### Action item
Reproduce, unaltered, the line with "Parse this screenshot: output" along with every line that follows it in the records, up to the last.

[Element data from apps and pages]
────────

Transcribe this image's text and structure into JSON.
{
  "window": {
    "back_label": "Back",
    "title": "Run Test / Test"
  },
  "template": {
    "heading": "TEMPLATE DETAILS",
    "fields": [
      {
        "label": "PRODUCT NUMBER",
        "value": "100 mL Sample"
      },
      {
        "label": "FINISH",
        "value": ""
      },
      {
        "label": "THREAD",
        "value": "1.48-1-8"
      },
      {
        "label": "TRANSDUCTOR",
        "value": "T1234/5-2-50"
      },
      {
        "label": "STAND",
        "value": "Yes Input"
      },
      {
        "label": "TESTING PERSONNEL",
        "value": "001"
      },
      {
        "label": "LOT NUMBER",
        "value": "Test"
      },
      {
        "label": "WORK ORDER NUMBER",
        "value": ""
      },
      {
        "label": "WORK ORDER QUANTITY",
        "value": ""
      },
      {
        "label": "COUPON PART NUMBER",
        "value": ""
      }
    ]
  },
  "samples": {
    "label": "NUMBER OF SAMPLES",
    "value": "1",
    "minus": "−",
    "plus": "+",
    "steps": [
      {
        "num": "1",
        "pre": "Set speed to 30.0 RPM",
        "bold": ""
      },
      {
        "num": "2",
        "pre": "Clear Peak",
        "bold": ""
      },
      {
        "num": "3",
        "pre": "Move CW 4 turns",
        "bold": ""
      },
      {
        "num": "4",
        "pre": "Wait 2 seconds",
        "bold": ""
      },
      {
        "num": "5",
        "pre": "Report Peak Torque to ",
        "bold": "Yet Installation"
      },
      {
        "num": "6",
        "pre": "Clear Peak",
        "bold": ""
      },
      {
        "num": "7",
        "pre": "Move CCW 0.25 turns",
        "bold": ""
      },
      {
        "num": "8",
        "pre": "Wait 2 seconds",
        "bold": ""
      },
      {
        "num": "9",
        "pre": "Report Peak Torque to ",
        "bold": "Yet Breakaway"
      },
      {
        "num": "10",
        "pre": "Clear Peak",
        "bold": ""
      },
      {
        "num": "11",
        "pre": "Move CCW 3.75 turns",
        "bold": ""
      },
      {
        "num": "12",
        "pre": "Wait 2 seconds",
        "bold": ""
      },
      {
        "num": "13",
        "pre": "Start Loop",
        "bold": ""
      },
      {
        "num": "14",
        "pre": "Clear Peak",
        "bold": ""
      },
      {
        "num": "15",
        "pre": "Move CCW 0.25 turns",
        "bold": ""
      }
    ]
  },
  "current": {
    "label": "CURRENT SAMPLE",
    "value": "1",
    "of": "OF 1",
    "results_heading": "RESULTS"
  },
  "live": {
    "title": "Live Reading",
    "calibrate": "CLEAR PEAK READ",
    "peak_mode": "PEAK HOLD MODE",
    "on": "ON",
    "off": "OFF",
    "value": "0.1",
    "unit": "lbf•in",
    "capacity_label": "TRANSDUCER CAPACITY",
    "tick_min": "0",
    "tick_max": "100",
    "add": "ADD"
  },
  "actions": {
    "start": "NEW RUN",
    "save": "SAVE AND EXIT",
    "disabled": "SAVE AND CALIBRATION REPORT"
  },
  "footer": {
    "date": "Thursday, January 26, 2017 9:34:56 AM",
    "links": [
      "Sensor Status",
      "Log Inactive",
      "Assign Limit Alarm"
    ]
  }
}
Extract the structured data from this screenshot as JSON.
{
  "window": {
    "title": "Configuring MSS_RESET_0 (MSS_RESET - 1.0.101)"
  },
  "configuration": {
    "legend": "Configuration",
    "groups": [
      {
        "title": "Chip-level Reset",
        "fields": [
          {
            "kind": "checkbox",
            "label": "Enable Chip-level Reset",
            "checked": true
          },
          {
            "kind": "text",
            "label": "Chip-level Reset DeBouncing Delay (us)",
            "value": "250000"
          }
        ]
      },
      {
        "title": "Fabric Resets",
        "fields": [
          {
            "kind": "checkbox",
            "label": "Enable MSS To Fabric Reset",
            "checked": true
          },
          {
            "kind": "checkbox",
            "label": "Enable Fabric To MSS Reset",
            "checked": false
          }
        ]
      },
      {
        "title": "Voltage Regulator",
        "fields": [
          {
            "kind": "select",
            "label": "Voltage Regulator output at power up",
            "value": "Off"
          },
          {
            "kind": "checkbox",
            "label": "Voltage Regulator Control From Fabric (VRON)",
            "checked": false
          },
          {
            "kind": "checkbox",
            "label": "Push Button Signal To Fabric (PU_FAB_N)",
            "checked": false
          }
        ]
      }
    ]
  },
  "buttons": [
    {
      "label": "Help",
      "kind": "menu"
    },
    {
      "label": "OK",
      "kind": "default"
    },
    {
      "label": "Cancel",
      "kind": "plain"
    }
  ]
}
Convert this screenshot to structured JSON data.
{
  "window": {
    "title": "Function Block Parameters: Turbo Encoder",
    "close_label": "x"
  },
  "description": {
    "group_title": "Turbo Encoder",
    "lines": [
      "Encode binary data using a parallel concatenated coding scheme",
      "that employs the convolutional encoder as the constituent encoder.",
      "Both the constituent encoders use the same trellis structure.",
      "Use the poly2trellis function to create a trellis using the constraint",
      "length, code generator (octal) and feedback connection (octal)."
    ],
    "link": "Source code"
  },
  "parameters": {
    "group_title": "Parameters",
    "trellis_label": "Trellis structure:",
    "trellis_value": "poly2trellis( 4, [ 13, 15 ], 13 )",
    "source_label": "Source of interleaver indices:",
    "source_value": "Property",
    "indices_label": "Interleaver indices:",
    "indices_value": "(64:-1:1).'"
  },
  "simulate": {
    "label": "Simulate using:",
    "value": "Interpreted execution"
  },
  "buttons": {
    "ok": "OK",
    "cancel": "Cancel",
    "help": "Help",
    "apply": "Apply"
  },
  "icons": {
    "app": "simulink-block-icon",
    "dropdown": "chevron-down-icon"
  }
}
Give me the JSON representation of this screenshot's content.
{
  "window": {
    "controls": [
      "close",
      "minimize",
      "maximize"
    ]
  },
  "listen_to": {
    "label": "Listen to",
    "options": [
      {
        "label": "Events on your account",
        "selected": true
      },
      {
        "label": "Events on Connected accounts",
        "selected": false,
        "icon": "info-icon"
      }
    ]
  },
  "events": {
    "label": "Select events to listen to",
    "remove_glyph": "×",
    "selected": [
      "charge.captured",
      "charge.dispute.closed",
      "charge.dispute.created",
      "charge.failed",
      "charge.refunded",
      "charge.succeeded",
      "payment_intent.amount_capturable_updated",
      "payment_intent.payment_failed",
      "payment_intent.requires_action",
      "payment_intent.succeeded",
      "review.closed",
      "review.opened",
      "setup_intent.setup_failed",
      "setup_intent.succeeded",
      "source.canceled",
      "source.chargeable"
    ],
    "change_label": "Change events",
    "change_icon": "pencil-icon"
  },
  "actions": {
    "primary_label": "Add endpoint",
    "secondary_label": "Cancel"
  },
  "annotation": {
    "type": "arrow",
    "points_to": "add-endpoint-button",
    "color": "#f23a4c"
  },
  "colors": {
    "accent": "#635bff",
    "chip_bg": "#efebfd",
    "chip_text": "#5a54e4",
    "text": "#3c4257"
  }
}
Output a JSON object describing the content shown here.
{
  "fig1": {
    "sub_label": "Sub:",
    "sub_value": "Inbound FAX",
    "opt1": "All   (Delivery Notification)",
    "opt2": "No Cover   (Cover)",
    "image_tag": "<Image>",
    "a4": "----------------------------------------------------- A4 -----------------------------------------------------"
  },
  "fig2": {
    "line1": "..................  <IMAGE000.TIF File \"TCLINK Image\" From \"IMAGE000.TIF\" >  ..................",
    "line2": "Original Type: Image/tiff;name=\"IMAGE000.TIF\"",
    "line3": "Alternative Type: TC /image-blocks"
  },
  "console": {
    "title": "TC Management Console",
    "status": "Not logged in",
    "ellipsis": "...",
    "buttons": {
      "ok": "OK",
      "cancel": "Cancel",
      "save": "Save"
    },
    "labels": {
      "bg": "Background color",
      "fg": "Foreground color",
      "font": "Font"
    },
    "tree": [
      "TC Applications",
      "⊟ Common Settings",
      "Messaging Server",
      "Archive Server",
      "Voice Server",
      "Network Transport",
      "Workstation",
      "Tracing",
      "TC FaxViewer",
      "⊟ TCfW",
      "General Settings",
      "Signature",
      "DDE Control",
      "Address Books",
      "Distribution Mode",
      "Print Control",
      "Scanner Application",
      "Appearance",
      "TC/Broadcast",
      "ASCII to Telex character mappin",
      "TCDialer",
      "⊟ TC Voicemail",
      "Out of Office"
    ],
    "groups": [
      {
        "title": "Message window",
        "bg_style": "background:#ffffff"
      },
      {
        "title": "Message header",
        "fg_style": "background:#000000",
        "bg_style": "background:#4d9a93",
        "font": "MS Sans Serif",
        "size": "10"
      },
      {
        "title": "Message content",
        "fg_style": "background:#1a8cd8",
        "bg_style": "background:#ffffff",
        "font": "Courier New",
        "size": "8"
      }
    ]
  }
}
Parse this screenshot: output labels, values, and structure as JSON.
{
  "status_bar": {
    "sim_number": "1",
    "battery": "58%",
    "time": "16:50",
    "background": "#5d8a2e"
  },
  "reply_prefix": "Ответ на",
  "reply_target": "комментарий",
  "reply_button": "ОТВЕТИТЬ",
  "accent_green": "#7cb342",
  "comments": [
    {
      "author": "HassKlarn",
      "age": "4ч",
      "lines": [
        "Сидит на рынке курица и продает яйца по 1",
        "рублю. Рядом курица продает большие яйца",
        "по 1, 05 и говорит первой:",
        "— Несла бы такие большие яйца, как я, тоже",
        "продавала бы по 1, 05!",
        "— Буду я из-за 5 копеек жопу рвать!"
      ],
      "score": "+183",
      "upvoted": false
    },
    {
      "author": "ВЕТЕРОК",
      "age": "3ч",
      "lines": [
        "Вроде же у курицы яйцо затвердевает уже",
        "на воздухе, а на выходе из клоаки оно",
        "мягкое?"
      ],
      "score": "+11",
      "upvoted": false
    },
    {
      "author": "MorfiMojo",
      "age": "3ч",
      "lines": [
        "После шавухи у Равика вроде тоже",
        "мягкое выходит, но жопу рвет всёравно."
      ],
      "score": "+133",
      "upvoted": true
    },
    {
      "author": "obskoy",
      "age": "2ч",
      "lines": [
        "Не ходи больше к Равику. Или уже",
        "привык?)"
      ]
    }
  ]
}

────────

### Response
Parse this screenshot: output labels, values, and structure as JSON.
{
  "status_bar": {
    "sim_number": "1",
    "battery": "58%",
    "time": "16:50",
    "background": "#5d8a2e"
  },
  "reply_prefix": "Ответ на",
  "reply_target": "комментарий",
  "reply_button": "ОТВЕТИТЬ",
  "accent_green": "#7cb342",
  "comments": [
    {
      "author": "HassKlarn",
      "age": "4ч",
      "lines": [
        "Сидит на рынке курица и продает яйца по 1",
        "рублю. Рядом курица продает большие яйца",
        "по 1, 05 и говорит первой:",
        "— Несла бы такие большие яйца, как я, тоже",
        "продавала бы по 1, 05!",
        "— Буду я из-за 5 копеек жопу рвать!"
      ],
      "score": "+183",
      "upvoted": false
    },
    {
      "author": "ВЕТЕРОК",
      "age": "3ч",
      "lines": [
        "Вроде же у курицы яйцо затвердевает уже",
        "на воздухе, а на выходе из клоаки оно",
        "мягкое?"
      ],
      "score": "+11",
      "upvoted": false
    },
    {
      "author": "MorfiMojo",
      "age": "3ч",
      "lines": [
        "После шавухи у Равика вроде тоже",
        "мягкое выходит, но жопу рвет всёравно."
      ],
      "score": "+133",
      "upvoted": true
    },
    {
      "author": "obskoy",
      "age": "2ч",
      "lines": [
        "Не ходи больше к Равику. Или уже",
        "привык?)"
      ]
    }
  ]
}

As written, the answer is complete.